How so? Because my colleague John Richardson wrote that many in his excellent 5 September blog on the yawning gap between NE Asia and US polypropylene (PP) prices, and the reasons behind that.
Without knowing those markets, you can infer a couple of important points just by analysing the graph.
- These two regions’ PP prices have tended to track each other, until 2021.
- Something major must be impeding that historical relationship.
Of course, that “something major” is disjointed shipping situation that has global container shipments in particular out of whack. A year ago, container shipping from China to the US West Coast cost under $4,000/container. It now can cost almost $20,000/container, and that is if you can find a container. Demand for PP is weak across Asia, keeping resin prices low, but elevated container shipping prices that can add upwards to $1,000/tonne to the PP price – let alone lead times that now can be measured in months and not weeks – are deterring acting on what is an open arbitrage window.
Still, some are being brave enough to transact on this opportunity. US PP imports rose by 89% in the first half of this year compared with the same timeframe in 2020, according to the ICIS Supply and Demand Database. Where did those imports come from? Asia, as South Korea, Singapore and Taiwan were the top sources of that imported PP.
Perspective remains key here, as the imports amount to a drop in the bucket compared with US domestic production, as Chemical Data, part of ICIS, noted in its August Monthly Petrochemical & Plastics Analysis.

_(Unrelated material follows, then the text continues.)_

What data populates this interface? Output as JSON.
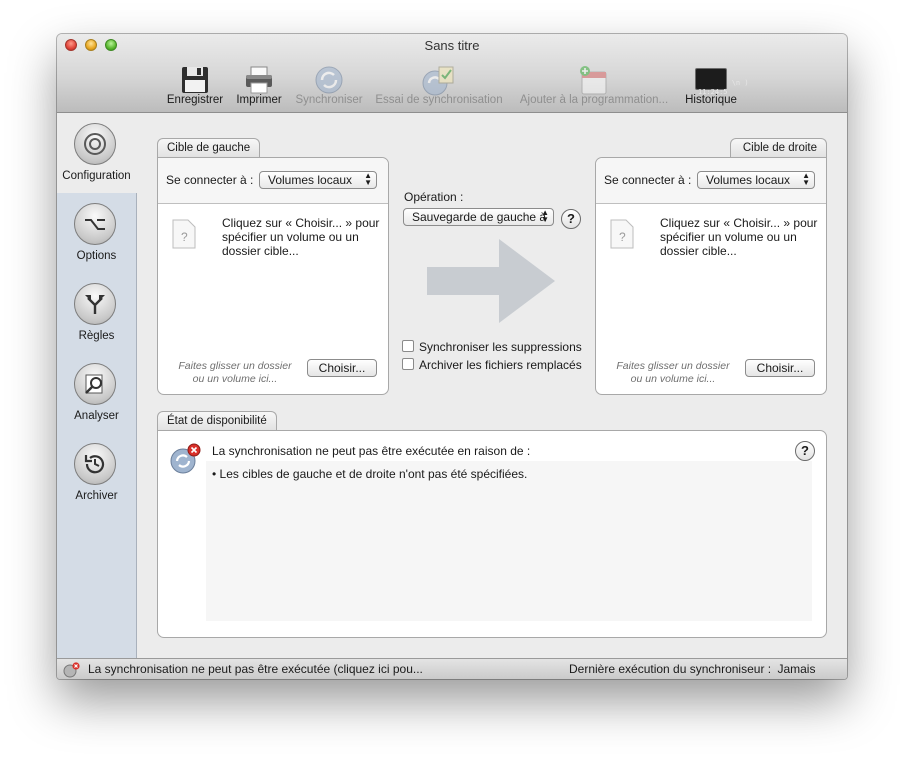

While US imports hit a record 155m lbs (70,308 tonnes) in June, US domestic PP production in the same month was 1.688bn lbs (765,672 tonnes). But in a market as tight as US PP has been this year amid resilient demand from consumer durable and non-durable goods sectors, every tonne added to the supply heap matters.
The question now though is, how long will this Asia-to-US opportunity exist? Unfortunately, the question is fraught with possible negative outcomes.
If consumer demand remains resilient – and as steadily strong as it has been over the past year, who is to say it will not – then it is likely container shipping prices will continue to escalate. If yesterday’s and today’s lower prices did not destroy demand, why should tomorrow’s higher price? At some point the shipping price would rise to where the arbitrage is no longer workable economically, which could escalate US domestic PP prices further amid tightening supply, creating demand destruction, while depressing Asia PP prices further and leading to supply destruction there. Not a good outcome for either continent.
If consumer demand wanes due to the end of government stimulus programmes and decreased economic activity, that would help rebalance the container shipping market, but at what cost? The collateral damage would be slow-to-no economic growth, or more likely recessionary conditions that benefit neither consumers nor PP markets. Again, that is not an outcome that benefits many.
Of course, we could have a wave of new containers and container ships arrive on the scene to support resilient demand and normalise PP markets global supply, but that feels rather optimistic and simplistic a solution. Adding more ships does not also mean adding more ports to load and unload materials and goods; in fact, it would exacerbate the current backlogs at the ports.
Unfortunately, extreme situations such as the wide disparities among regional PP market situations do not glide into a calm resolution but instead change with a resounding development. Here’s hoping that development is of the positive variety, but be prepared for it to be the other way around.
Disclaimer: The views in this blogpost should in no shape or form be taken as actual forecasts and are my personal views only.